(Data items)
::::::::::

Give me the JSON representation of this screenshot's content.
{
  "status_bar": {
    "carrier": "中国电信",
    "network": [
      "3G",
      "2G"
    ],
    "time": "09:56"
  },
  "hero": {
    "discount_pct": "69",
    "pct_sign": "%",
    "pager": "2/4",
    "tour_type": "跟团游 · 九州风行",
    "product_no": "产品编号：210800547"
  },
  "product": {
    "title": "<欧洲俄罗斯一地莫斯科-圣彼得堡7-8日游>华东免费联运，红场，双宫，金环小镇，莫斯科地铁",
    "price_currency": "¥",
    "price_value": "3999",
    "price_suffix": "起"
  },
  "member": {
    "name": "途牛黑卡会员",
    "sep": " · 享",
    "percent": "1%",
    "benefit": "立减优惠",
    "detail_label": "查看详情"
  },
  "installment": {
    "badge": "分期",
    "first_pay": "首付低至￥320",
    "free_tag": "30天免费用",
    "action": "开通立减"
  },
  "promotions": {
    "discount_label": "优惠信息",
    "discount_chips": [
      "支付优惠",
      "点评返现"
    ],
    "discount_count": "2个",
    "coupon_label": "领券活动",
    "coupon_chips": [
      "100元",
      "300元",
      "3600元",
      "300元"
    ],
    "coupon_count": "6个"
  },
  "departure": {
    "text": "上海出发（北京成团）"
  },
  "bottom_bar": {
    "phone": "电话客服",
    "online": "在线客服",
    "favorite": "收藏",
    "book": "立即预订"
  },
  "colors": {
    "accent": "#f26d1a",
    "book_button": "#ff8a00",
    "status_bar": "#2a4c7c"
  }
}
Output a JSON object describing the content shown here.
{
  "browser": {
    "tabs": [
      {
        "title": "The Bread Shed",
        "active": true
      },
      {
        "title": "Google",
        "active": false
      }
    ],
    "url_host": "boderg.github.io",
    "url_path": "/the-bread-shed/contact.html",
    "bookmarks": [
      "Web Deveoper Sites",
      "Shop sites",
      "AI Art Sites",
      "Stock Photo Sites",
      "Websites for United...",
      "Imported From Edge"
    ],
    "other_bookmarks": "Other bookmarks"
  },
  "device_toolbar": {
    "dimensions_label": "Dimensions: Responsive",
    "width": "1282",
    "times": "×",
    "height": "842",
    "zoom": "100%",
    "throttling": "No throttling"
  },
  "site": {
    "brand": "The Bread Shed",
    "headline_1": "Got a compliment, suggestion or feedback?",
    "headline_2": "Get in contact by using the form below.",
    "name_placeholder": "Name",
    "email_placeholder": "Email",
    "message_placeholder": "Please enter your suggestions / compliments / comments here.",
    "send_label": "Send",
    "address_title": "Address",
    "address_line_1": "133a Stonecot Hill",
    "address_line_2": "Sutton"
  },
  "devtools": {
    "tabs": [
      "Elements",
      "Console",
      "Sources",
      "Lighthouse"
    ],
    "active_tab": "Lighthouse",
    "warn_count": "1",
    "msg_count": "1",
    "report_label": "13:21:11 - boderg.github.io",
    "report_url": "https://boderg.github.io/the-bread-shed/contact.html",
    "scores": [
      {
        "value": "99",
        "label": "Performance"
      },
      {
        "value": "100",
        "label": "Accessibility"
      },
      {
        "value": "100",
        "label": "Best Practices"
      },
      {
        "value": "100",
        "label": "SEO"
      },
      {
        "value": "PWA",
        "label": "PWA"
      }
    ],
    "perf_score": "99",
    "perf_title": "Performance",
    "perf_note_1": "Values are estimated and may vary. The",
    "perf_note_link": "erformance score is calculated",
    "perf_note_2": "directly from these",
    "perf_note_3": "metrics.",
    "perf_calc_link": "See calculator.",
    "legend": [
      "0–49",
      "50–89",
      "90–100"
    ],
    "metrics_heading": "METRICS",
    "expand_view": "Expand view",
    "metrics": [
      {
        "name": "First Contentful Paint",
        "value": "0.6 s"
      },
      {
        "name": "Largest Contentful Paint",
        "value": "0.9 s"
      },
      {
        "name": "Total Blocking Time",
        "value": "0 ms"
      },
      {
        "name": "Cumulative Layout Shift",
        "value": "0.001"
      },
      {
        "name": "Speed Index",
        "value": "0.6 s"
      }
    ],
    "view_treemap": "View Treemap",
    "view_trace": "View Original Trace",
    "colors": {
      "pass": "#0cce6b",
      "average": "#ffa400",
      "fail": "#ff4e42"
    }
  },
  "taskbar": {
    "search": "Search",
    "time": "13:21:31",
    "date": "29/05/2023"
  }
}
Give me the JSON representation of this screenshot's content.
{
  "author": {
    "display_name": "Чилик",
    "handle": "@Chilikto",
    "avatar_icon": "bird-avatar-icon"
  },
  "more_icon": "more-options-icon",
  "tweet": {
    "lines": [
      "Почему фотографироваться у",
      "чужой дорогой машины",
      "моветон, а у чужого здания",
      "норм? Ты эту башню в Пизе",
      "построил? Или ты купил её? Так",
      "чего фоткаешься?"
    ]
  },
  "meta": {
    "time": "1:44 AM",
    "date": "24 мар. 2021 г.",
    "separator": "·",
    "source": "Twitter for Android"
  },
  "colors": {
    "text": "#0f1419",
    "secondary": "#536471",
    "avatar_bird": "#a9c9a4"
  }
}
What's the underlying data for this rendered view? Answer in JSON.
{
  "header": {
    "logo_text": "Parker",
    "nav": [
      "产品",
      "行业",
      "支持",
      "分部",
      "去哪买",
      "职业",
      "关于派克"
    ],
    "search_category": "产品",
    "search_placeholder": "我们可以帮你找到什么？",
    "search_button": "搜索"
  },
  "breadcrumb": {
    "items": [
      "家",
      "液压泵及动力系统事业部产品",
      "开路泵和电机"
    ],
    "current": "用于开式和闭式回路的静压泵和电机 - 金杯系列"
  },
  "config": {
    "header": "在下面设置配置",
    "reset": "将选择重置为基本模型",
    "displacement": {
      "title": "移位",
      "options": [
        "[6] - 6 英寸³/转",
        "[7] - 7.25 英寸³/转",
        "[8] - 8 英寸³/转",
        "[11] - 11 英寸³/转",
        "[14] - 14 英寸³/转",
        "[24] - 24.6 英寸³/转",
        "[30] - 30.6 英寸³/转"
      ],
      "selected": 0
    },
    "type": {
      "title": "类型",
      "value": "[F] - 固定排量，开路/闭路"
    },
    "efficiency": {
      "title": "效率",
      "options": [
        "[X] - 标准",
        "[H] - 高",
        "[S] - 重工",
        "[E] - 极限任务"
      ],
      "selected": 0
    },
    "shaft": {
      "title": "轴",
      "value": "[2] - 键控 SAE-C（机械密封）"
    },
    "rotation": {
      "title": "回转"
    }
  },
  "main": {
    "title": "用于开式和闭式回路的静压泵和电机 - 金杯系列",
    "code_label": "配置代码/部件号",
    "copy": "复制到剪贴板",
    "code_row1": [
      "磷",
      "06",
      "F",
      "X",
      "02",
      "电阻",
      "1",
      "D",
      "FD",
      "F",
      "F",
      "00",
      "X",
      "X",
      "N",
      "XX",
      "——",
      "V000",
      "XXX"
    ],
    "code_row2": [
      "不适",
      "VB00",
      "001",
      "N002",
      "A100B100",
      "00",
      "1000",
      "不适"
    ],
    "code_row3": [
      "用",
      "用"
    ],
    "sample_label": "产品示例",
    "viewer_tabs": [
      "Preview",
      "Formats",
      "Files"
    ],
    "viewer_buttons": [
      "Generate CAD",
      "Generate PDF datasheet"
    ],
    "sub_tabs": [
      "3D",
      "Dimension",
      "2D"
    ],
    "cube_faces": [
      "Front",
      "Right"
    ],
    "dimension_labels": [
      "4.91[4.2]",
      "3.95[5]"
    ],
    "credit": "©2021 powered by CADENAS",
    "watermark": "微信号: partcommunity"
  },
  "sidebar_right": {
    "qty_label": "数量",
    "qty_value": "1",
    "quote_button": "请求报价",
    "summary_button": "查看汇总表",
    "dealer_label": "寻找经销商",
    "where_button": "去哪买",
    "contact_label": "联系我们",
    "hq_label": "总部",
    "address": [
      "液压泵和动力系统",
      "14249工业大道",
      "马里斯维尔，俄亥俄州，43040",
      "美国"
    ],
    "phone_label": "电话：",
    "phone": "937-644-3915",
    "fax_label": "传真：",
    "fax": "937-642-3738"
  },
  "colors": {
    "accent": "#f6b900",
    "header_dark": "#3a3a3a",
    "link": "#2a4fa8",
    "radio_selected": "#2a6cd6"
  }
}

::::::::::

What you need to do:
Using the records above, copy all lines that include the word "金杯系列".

Output for this exercise:
    "current": "用于开式和闭式回路的静压泵和电机 - 金杯系列"
    "title": "用于开式和闭式回路的静压泵和电机 - 金杯系列",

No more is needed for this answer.